◆ Information provided
______________________________
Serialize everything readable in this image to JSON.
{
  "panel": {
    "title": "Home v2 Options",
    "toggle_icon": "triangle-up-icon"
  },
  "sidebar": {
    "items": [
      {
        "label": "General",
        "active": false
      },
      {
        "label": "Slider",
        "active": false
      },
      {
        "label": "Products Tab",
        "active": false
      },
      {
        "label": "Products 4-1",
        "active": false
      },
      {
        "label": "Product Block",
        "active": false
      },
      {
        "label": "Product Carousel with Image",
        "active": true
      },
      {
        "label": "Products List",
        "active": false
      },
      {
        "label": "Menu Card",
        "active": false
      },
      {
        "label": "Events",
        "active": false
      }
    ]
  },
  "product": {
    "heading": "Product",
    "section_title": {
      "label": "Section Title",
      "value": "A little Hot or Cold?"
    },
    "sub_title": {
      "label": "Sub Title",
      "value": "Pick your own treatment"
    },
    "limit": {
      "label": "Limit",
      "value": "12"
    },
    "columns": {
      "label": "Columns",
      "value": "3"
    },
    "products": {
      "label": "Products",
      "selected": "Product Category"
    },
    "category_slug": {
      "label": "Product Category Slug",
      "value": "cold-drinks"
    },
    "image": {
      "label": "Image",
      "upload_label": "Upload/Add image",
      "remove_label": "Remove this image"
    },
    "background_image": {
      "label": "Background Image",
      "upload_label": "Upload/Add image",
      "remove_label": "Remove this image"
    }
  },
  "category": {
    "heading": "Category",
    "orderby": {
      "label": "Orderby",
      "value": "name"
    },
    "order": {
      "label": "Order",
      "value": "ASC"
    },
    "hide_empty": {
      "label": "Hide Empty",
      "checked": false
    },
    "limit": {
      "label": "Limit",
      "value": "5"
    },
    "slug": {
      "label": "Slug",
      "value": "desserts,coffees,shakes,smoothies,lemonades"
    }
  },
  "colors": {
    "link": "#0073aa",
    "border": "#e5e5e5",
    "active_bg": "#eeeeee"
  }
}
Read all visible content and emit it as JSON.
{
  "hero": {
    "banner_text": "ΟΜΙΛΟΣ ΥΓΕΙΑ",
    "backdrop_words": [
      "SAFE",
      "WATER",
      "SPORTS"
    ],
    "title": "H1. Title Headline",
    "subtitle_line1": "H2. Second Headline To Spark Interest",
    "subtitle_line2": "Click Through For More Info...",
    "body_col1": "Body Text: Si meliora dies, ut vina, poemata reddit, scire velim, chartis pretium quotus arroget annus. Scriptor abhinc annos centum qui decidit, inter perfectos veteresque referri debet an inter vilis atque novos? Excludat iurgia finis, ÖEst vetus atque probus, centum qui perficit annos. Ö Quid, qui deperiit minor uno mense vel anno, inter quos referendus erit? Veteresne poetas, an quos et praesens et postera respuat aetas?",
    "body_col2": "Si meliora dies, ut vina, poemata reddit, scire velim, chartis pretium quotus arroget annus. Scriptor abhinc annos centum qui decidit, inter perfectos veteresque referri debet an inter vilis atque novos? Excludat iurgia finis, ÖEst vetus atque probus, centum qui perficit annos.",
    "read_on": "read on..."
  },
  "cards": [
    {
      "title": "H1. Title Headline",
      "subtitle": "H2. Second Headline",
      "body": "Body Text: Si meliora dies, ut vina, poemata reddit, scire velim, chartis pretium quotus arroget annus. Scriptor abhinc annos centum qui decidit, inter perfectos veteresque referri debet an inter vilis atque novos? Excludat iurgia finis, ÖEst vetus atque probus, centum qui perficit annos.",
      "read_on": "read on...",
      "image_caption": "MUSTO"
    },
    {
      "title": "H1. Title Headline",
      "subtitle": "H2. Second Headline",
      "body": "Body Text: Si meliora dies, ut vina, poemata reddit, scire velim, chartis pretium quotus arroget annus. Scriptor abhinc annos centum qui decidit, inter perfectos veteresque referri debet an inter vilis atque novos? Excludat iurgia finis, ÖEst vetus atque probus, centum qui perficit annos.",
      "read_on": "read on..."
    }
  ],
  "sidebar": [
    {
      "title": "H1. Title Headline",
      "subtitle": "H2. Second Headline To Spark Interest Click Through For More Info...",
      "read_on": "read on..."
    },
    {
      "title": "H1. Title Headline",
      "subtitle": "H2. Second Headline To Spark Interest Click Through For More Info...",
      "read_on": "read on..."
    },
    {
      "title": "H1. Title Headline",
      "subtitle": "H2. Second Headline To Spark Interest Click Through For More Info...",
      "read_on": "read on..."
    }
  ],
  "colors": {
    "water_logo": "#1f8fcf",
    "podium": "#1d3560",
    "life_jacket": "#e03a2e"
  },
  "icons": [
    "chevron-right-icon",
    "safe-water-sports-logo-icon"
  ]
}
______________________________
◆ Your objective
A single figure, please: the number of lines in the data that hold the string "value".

◆ Task result
9